WORK ORDER:
Scan the entries below for the word "false". Copy out every line in which it occurs.
PROVIDED ENTRIES Block Start
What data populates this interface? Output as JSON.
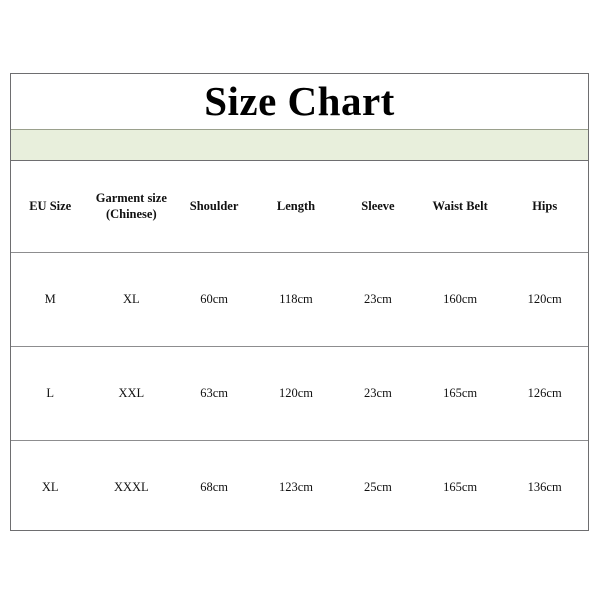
{
  "document": {
    "title": "Size Chart",
    "accent_color": "#e8efdc",
    "border_color": "#6e6e70",
    "text_color": "#111111",
    "background_color": "#ffffff"
  },
  "table": {
    "headers": [
      {
        "key": "eu_size",
        "label": "EU Size",
        "line1": "EU Size",
        "line2": ""
      },
      {
        "key": "garment_size",
        "label": "Garment size (Chinese)",
        "line1": "Garment size",
        "line2": "(Chinese)"
      },
      {
        "key": "shoulder",
        "label": "Shoulder",
        "line1": "Shoulder",
        "line2": ""
      },
      {
        "key": "length",
        "label": "Length",
        "line1": "Length",
        "line2": ""
      },
      {
        "key": "sleeve",
        "label": "Sleeve",
        "line1": "Sleeve",
        "line2": ""
      },
      {
        "key": "waist_belt",
        "label": "Waist Belt",
        "line1": "Waist Belt",
        "line2": ""
      },
      {
        "key": "hips",
        "label": "Hips",
        "line1": "Hips",
        "line2": ""
      }
    ],
    "rows": [
      {
        "eu_size": "M",
        "garment_size": "XL",
        "shoulder": "60cm",
        "length": "118cm",
        "sleeve": "23cm",
        "waist_belt": "160cm",
        "hips": "120cm"
      },
      {
        "eu_size": "L",
        "garment_size": "XXL",
        "shoulder": "63cm",
        "length": "120cm",
        "sleeve": "23cm",
        "waist_belt": "165cm",
        "hips": "126cm"
      },
      {
        "eu_size": "XL",
        "garment_size": "XXXL",
        "shoulder": "68cm",
        "length": "123cm",
        "sleeve": "25cm",
        "waist_belt": "165cm",
        "hips": "136cm"
      }
    ]
  }
}
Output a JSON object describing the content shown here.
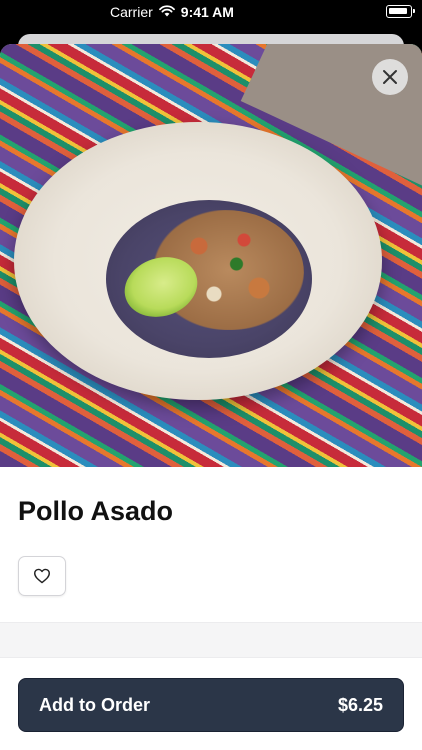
{
  "status_bar": {
    "carrier": "Carrier",
    "time": "9:41 AM"
  },
  "product": {
    "name": "Pollo Asado",
    "image_alt": "taco-photo"
  },
  "actions": {
    "add_to_order_label": "Add to Order",
    "price": "$6.25"
  },
  "colors": {
    "primary_button": "#2b3648"
  }
}
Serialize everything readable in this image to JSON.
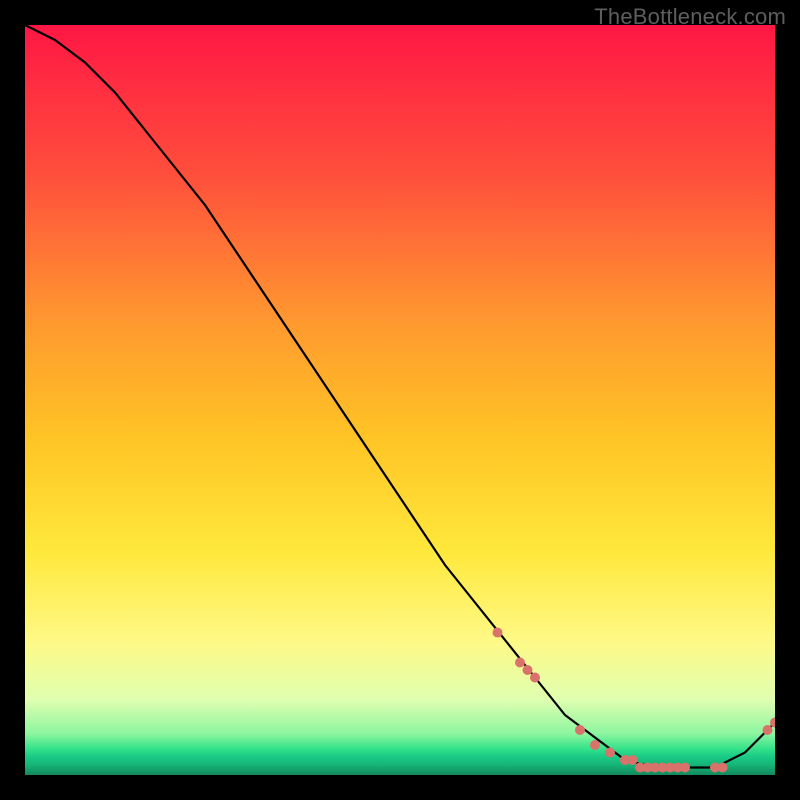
{
  "watermark": "TheBottleneck.com",
  "chart_data": {
    "type": "line",
    "title": "",
    "xlabel": "",
    "ylabel": "",
    "xlim": [
      0,
      100
    ],
    "ylim": [
      0,
      100
    ],
    "grid": false,
    "series": [
      {
        "name": "curve",
        "x": [
          0,
          4,
          8,
          12,
          16,
          20,
          24,
          28,
          32,
          36,
          40,
          44,
          48,
          52,
          56,
          60,
          64,
          68,
          72,
          76,
          80,
          84,
          88,
          92,
          96,
          100
        ],
        "y": [
          100,
          98,
          95,
          91,
          86,
          81,
          76,
          70,
          64,
          58,
          52,
          46,
          40,
          34,
          28,
          23,
          18,
          13,
          8,
          5,
          2,
          1,
          1,
          1,
          3,
          7
        ]
      }
    ],
    "scatter_points": {
      "name": "highlighted-points",
      "color": "#d9726b",
      "x": [
        63,
        66,
        67,
        68,
        74,
        76,
        78,
        80,
        81,
        82,
        83,
        84,
        85,
        86,
        87,
        88,
        92,
        93,
        99,
        100
      ],
      "y": [
        19,
        15,
        14,
        13,
        6,
        4,
        3,
        2,
        2,
        1,
        1,
        1,
        1,
        1,
        1,
        1,
        1,
        1,
        6,
        7
      ]
    },
    "background_gradient": {
      "stops": [
        {
          "offset": 0.0,
          "color": "#ff1744"
        },
        {
          "offset": 0.2,
          "color": "#ff4f3c"
        },
        {
          "offset": 0.4,
          "color": "#ff9a2f"
        },
        {
          "offset": 0.55,
          "color": "#ffc425"
        },
        {
          "offset": 0.7,
          "color": "#ffe83b"
        },
        {
          "offset": 0.82,
          "color": "#fff985"
        },
        {
          "offset": 0.9,
          "color": "#dfffb0"
        },
        {
          "offset": 0.945,
          "color": "#8cf5a0"
        },
        {
          "offset": 0.965,
          "color": "#34e28a"
        },
        {
          "offset": 0.975,
          "color": "#1acb86"
        },
        {
          "offset": 0.985,
          "color": "#16b879"
        },
        {
          "offset": 1.0,
          "color": "#128a5e"
        }
      ]
    }
  }
}
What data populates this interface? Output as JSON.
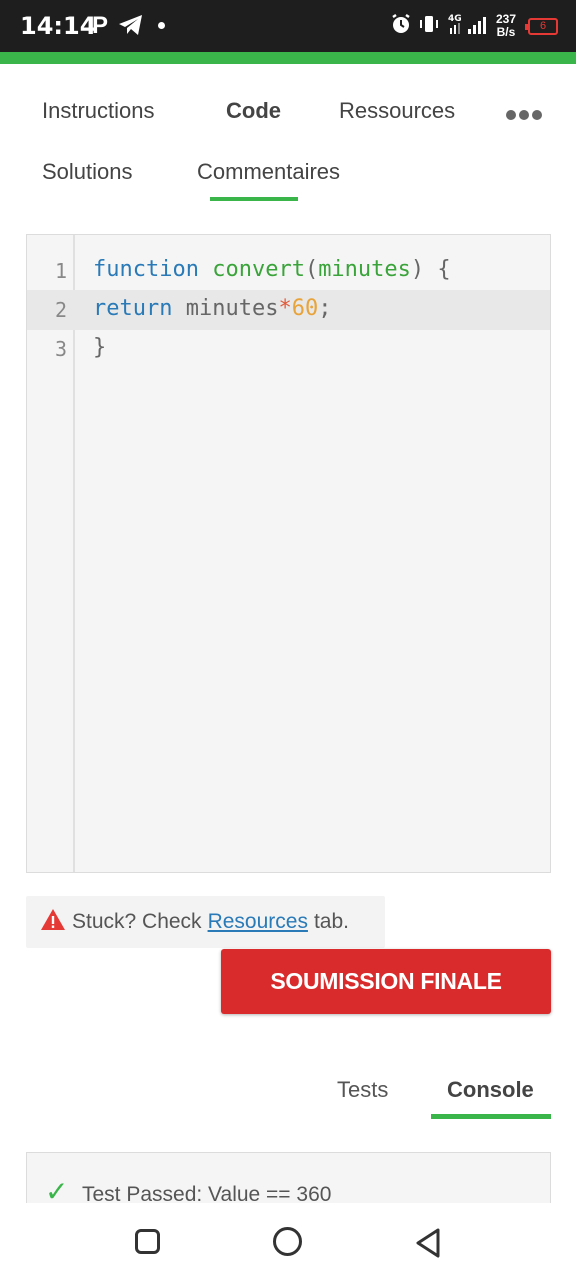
{
  "status_bar": {
    "time": "14:14",
    "p_indicator": "P",
    "speed_value": "237",
    "speed_unit": "B/s",
    "network": "4G",
    "battery": "6"
  },
  "tabs": {
    "instructions": "Instructions",
    "code": "Code",
    "resources": "Ressources",
    "solutions": "Solutions",
    "comments": "Commentaires",
    "active": "Commentaires"
  },
  "editor": {
    "lines": [
      {
        "number": "1",
        "tokens": [
          [
            "kw",
            "function"
          ],
          [
            "plain",
            " "
          ],
          [
            "fn",
            "convert"
          ],
          [
            "plain",
            "("
          ],
          [
            "fn",
            "minutes"
          ],
          [
            "plain",
            ") {"
          ]
        ]
      },
      {
        "number": "2",
        "tokens": [
          [
            "kw",
            "return"
          ],
          [
            "plain",
            " minutes"
          ],
          [
            "op",
            "*"
          ],
          [
            "num",
            "60"
          ],
          [
            "plain",
            ";"
          ]
        ]
      },
      {
        "number": "3",
        "tokens": [
          [
            "plain",
            "}"
          ]
        ]
      }
    ]
  },
  "hint": {
    "prefix": "Stuck? Check",
    "link": "Resources",
    "suffix": "tab."
  },
  "submit_label": "SOUMISSION FINALE",
  "bottom_tabs": {
    "tests": "Tests",
    "console": "Console",
    "active": "Console"
  },
  "result": {
    "text": "Test Passed: Value == 360"
  },
  "colors": {
    "accent_green": "#3ab54a",
    "submit_red": "#d92b2b",
    "link_blue": "#2a7ab8"
  }
}
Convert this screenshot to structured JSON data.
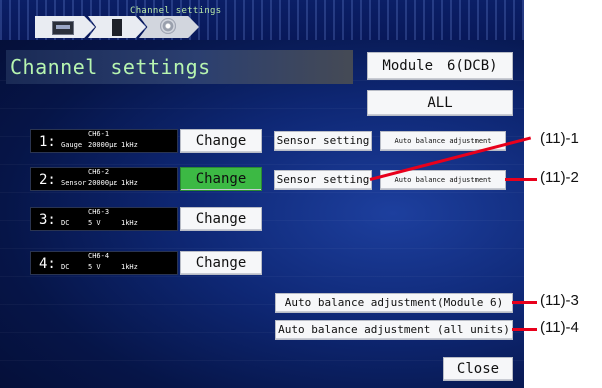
{
  "breadcrumb": {
    "current_tab_label": "Channel settings"
  },
  "page": {
    "title": "Channel settings"
  },
  "module_button": "Module　6(DCB)",
  "all_button": "ALL",
  "channels": [
    {
      "num": "1:",
      "id": "CH6-1",
      "type": "Gauge",
      "range": "20000με",
      "freq": "1kHz",
      "change_label": "Change",
      "change_active": false,
      "sensor_label": "Sensor setting",
      "autobal_label": "Auto balance adjustment"
    },
    {
      "num": "2:",
      "id": "CH6-2",
      "type": "Sensor",
      "range": "20000με",
      "freq": "1kHz",
      "change_label": "Change",
      "change_active": true,
      "sensor_label": "Sensor setting",
      "autobal_label": "Auto balance adjustment"
    },
    {
      "num": "3:",
      "id": "CH6-3",
      "type": "DC",
      "range": "5 V",
      "freq": "1kHz",
      "change_label": "Change",
      "change_active": false
    },
    {
      "num": "4:",
      "id": "CH6-4",
      "type": "DC",
      "range": "5 V",
      "freq": "1kHz",
      "change_label": "Change",
      "change_active": false
    }
  ],
  "module_balance_button": "Auto balance adjustment(Module 6)",
  "all_units_balance_button": "Auto balance adjustment (all units)",
  "close_button": "Close",
  "callouts": [
    "(11)-1",
    "(11)-2",
    "(11)-3",
    "(11)-4"
  ],
  "colors": {
    "active_change": "#3cb944",
    "callout_red": "#e8001c",
    "title_green": "#b7f5b0"
  }
}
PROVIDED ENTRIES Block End
RESPONSE FOR THIS EXERCISE:
    "grid": false,
      "change_active": false,
      "change_active": false
      "change_active": false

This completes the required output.